      The show, based on six storytellers from the Kwantlen First Nation village of Squa’lets, is illed with animals and spirit creatures, with Grauman playing Baby Bear. “There’s this amazing part where Raven says, ‘Come fly with me to the moon,’ and myself and the other bear join him and sometimes we have 100 people following behind us—a bunch of children running around it with us. So it’s creating those positive relationships of the young with our culture. I think that’s something this play does very well.”

      Written by Kwantlen playwright Joseph A. Dandurand, Th’owxiya: The Hungry Feast Dish feels a bit like Hansel and Gretel mixed with the Northwest Coast story of the wild woman of the woods. In it, Th’owxiya’s giant mouth holds the most delicious foods, but if you steal from her, she’ll eat you and your family. A young mouse has made that mistake, but with the help of two young bears, Raven, and Sasquatch, the creature takes a journey to earn her forgiveness. It’s directed by Axis’s Chris McGregor, one of Grauman’s past instructors at UBC.

      The play mixes drumming, storytelling, acting, and mask work. For Grauman, the most rewarding experience was crafting her own elk-skin drum with Haudenosaunee Mohawk artist Jay Havens for the show.

      “There’s something about building your own drum—it gives us a huge sense of responsibility and ownership,” Grauman says. “You come to love the drum and protect the drum—it’s not just an instrument. For this show, it fits your hand a certain way. An animal has given its life to make this drum.

      “It took a full eight-hour day to just sit there with our hide and string and rounds,” she adds, saying the process teaches patience.

      The positive experience finds Grauman in a different place than she was in midway through the theatre program at UBC. At that time, she says, she was struggling with the European, colonial model of the curriculum, and was immersed in First Nations studies as part of her degree. But Margo Kane—artistic managing director of Full Circle Productions and the Talking Stick Festival, who also happens to be artistic director of the Drum Is Calling Festival (see story here)—persuaded Grauman to see her studies through.

      “I really struggled at theatre school when I had to step into stories I didn’t understand,” explains Grauman, to whom Kane went on to give a Mayor’s Arts Award in theatre, in 2015. “Margo said, ‘Tai, you’re getting an incomparable education.
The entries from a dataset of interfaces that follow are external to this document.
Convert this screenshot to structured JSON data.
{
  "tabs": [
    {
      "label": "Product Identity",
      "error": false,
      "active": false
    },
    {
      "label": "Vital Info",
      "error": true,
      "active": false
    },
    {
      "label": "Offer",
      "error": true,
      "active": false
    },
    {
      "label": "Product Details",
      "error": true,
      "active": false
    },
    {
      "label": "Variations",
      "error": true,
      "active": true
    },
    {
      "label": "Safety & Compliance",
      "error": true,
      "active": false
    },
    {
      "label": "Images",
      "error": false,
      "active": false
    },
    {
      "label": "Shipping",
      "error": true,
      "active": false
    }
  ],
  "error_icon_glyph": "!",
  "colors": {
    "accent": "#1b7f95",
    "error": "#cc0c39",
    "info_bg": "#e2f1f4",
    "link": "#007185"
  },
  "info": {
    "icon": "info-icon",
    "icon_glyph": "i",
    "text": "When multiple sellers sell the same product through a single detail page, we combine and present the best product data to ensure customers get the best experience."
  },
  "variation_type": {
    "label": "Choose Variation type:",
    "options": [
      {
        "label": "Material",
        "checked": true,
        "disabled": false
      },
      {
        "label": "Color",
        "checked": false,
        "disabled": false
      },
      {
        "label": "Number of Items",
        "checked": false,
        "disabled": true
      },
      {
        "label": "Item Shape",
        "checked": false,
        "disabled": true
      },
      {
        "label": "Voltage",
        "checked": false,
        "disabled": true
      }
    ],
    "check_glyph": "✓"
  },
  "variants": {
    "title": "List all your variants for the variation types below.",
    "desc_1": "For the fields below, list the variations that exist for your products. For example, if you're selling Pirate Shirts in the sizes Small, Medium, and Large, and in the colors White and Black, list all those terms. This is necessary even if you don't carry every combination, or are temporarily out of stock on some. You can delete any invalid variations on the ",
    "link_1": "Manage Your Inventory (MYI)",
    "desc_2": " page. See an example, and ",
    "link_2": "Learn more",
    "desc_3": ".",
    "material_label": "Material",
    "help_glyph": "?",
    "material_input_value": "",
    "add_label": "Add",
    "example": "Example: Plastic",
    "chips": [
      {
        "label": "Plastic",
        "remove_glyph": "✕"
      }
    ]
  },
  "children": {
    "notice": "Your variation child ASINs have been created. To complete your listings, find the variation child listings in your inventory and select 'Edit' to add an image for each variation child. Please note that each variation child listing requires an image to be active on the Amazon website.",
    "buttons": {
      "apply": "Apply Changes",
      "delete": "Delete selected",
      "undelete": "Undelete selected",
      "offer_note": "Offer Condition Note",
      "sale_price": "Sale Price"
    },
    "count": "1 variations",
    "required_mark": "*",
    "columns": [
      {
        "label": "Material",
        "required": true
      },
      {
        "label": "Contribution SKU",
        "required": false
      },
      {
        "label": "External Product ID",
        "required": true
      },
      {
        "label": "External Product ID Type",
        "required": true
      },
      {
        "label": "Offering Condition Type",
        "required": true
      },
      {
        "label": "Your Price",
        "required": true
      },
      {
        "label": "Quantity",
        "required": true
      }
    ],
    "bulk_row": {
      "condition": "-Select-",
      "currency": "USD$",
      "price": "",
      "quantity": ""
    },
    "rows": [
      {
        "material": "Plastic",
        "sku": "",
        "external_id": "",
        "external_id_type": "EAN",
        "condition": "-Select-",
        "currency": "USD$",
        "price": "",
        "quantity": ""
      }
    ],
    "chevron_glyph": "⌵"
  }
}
It’s just a mountain you have to climb and to see over, and maybe there’s another mountain after this one.’ ”

      The cast of Th’owxiya: The Hungry Feast Dish (with Tai Amy Grauman, second from left) is all Indigenous.
      Jayda Novak 

      Grauman couldn’t be happier she took her mentor’s advice. She’s scheduled to debut the play she’s written and is directing, Her Name Was Mary…, a coming-of-age story based on a real friendship with someone who had anorexia nervosa, at September’s Vancouver Fringe Festival. And she’s landed a part in a new play, Thanks for Giving, at the Arts Club Theatre in October—written by none other than Kevin Loring.

      These are signs that things are happening for both Grauman and Indigenous voices in Canadian theatre, and that gives the young artist something to celebrate at Canada 150+ festivities.

      “I think it’s great that we have an Indigenous-run Canada 150 festival, where we can say, ‘It’s been 150 of not-great years, but we’re still standing strong together,” Grauman says. “And I think Margo Kane can bring us together.”

      Axis Theatre presents Th’owxiya: The Hungry Feast Dish at the Drum Is Calling Festival on Tuesday (July 25) at 1:30 and 3:45 p.m. in Larwill Park.